The data
━━━━
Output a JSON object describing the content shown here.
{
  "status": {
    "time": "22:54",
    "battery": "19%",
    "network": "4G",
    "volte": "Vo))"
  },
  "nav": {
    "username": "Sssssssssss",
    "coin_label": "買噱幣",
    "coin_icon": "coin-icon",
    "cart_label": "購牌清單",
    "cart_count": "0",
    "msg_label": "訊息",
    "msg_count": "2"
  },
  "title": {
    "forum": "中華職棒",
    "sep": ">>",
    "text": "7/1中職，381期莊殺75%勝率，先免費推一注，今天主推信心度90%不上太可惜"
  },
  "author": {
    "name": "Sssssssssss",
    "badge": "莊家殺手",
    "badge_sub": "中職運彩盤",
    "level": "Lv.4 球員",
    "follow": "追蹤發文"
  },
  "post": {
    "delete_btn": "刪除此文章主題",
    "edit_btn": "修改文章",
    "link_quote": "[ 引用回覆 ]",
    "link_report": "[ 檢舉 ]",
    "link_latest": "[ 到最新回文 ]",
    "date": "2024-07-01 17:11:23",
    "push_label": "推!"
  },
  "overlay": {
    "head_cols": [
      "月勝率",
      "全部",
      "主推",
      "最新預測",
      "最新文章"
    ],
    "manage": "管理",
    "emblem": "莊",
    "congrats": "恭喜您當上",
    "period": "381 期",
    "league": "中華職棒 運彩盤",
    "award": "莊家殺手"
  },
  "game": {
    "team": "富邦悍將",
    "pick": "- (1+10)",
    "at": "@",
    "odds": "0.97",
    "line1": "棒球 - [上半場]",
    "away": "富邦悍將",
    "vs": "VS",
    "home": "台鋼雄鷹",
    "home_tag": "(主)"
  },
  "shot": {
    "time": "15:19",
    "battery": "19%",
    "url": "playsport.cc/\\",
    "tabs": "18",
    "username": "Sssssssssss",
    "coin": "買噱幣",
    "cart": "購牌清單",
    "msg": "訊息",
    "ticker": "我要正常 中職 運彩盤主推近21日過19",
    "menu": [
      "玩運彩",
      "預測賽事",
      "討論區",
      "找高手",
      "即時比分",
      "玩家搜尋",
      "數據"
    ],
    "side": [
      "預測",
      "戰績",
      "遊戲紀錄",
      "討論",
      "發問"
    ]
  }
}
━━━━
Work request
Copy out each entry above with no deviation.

Solution to the problem
Output a JSON object describing the content shown here.
{
  "status": {
    "time": "22:54",
    "battery": "19%",
    "network": "4G",
    "volte": "Vo))"
  },
  "nav": {
    "username": "Sssssssssss",
    "coin_label": "買噱幣",
    "coin_icon": "coin-icon",
    "cart_label": "購牌清單",
    "cart_count": "0",
    "msg_label": "訊息",
    "msg_count": "2"
  },
  "title": {
    "forum": "中華職棒",
    "sep": ">>",
    "text": "7/1中職，381期莊殺75%勝率，先免費推一注，今天主推信心度90%不上太可惜"
  },
  "author": {
    "name": "Sssssssssss",
    "badge": "莊家殺手",
    "badge_sub": "中職運彩盤",
    "level": "Lv.4 球員",
    "follow": "追蹤發文"
  },
  "post": {
    "delete_btn": "刪除此文章主題",
    "edit_btn": "修改文章",
    "link_quote": "[ 引用回覆 ]",
    "link_report": "[ 檢舉 ]",
    "link_latest": "[ 到最新回文 ]",
    "date": "2024-07-01 17:11:23",
    "push_label": "推!"
  },
  "overlay": {
    "head_cols": [
      "月勝率",
      "全部",
      "主推",
      "最新預測",
      "最新文章"
    ],
    "manage": "管理",
    "emblem": "莊",
    "congrats": "恭喜您當上",
    "period": "381 期",
    "league": "中華職棒 運彩盤",
    "award": "莊家殺手"
  },
  "game": {
    "team": "富邦悍將",
    "pick": "- (1+10)",
    "at": "@",
    "odds": "0.97",
    "line1": "棒球 - [上半場]",
    "away": "富邦悍將",
    "vs": "VS",
    "home": "台鋼雄鷹",
    "home_tag": "(主)"
  },
  "shot": {
    "time": "15:19",
    "battery": "19%",
    "url": "playsport.cc/\\",
    "tabs": "18",
    "username": "Sssssssssss",
    "coin": "買噱幣",
    "cart": "購牌清單",
    "msg": "訊息",
    "ticker": "我要正常 中職 運彩盤主推近21日過19",
    "menu": [
      "玩運彩",
      "預測賽事",
      "討論區",
      "找高手",
      "即時比分",
      "玩家搜尋",
      "數據"
    ],
    "side": [
      "預測",
      "戰績",
      "遊戲紀錄",
      "討論",
      "發問"
    ]
  }
}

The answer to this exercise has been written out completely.